The EU takes Tallinn

It is natural that relations with the East will play a big role when Tallinn will preside over the EU. Estonia is replaced by Malta, and the chair of the EU presidency passes from one state to another small state.

When Kirsty Kaljulaid (Kersti Kaljulaid) in the mid-1980s was 15, she never dreamed that once lead the then European community.

“If I was 15 again and someone would have told me that in 2017 we in Estonia are NATO forces, and we will be ready to preside in the EU, I would find it hard to believe in this dream. Nevertheless, now it is a reality,” says Kaljulaid when Agency TT with a group who came from Brussels, the European journalists meets her in the Palace Park at her residence in Tallinn.

Here, the 47-year-old Celluloid lives since last fall, when she became President of Estonia. Its role is mainly representative, however, does not prevent her to speak on the topic of some of the challenges that will face the government over the next six months.

“No one, perhaps, does not expect that a small country in Eastern Europe will be able to solve it, but in any case we are going to do everything in our power,” she says about the migration crisis, in which EU countries continue to be sharply disagree among themselves about what to look for in the future reception of refugees.

“I rely on the fact that such a democratic country like the UK, which respects liberal right person will be able to solve everything so that all interests are met and rights protected,” she said when it came to talks about the coming British exit from the EU.

In front of the presidential residence in the summer sun flies proudly white-black-blue flag next to the flags of the EU and NATO.

Estonia definitely has not forgotten the time when it was a Soviet Republic. Her opinion on Russia’s political leadership highly skeptical, and the decision to join NATO was made specifically in order to protect its independence from Moscow.

“People are asking, are we afraid, but why should we be afraid? The deterrent power of NATO, as practice shows, works one hundred percent. We are not afraid, but we are in a state of readiness,” — said the President Celluloid.

The President without hesitation calls Russia a country which does not allow other countries to determine their own path. Estonians are very wary of what is happening in the East.

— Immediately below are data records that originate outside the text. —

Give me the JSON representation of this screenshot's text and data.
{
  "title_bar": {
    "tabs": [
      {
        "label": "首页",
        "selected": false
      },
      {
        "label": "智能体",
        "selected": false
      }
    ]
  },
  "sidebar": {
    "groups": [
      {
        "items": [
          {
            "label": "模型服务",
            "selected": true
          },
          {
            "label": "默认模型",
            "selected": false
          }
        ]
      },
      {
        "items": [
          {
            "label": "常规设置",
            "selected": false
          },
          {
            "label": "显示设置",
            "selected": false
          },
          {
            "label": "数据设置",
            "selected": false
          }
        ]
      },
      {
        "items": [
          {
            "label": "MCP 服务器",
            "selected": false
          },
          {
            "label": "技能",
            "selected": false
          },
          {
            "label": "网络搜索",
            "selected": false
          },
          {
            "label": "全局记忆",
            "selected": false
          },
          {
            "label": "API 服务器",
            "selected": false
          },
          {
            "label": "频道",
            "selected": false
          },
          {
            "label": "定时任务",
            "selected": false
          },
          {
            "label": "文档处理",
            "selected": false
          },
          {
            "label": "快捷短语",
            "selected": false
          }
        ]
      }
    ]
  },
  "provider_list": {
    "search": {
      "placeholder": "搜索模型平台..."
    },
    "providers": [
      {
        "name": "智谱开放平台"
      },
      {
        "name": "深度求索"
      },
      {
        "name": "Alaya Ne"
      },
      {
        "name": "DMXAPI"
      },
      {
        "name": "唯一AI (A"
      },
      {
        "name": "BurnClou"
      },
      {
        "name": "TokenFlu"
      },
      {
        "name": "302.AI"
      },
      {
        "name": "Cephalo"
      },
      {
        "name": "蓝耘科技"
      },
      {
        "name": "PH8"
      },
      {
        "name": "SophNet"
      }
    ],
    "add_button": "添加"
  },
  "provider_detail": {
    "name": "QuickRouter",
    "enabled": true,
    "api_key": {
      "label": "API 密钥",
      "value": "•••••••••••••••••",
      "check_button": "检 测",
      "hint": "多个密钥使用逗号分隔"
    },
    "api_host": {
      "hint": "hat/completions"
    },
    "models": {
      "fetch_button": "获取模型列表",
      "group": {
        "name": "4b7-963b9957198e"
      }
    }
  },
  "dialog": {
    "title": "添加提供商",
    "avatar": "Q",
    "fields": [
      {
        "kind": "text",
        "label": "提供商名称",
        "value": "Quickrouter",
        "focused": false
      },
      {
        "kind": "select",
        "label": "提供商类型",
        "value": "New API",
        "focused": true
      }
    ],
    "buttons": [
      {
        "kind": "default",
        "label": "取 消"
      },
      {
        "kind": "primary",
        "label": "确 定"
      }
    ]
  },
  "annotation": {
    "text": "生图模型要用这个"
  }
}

“You never know. Indeed, in August, (Russian President Vladimir) Putin has a habit of always working when the rest of us, usually on vacation,” says Maple Aarts (Klen Jäärats), head of the European Department of the Estonian government office.

“In September, they will train to carry out the occupation during large-scale maneuvers “West”. But I guess it’s just a drill,” says Aarts with an evasive smile.

The EU’s relations with the East during the presidency of Estonia will be discussed at yet another summit with members of the so-called Eastern partnership in Brussels in November. In addition, the expected formal talks over Russia’s plans regarding the expansion of the gas pipeline “Nord stream” in Baltic sea.

Estonia also very skeptical.

“We are looking for ways to synchronize our grid with the Scandinavian networks. Because we would feel more confident if our power would depend on like-minded countries. Now we are connected to the Russian power — and Russia is unpredictable,” says the President Kersti Kaljulaid.


Largest Estonia approximately corresponds to half of the Gotaland County, its population is 1.3 million inhabitants. About a third lives in the capital Tallinn.

After Estonia has long been under the yoke of foreign power, including German, Danish, Swedish and Russian rulers, the country in 1918 regained its independence from what was then Russia.

During the Second world war it again came under Russian control, which continued until the restoration of sovereignty after the collapse of the Soviet Union in 1991.

Since 2004 Estonia is member of EU and NATO, and since 2011 in the country in the course of the Euro.

Since October of 2016 President — Kirsty Kaljulaid (born in 1969). The Prime Minister of the country from November 2016 — jüri Ratas (Jüri Ratas was born in 1978).

The EU presidency

The main task of the presidency of the Council of Europe to conduct Ministerial meetings and negotiations with the European Parliament and the European Commission. All ordinary meetings, however, are held in Brussels under the chairmanship of the permanent President of the Council, which at the moment is former Prime Minister of Poland Donald Tusk.

The next time Sweden will chair the EU in 2023.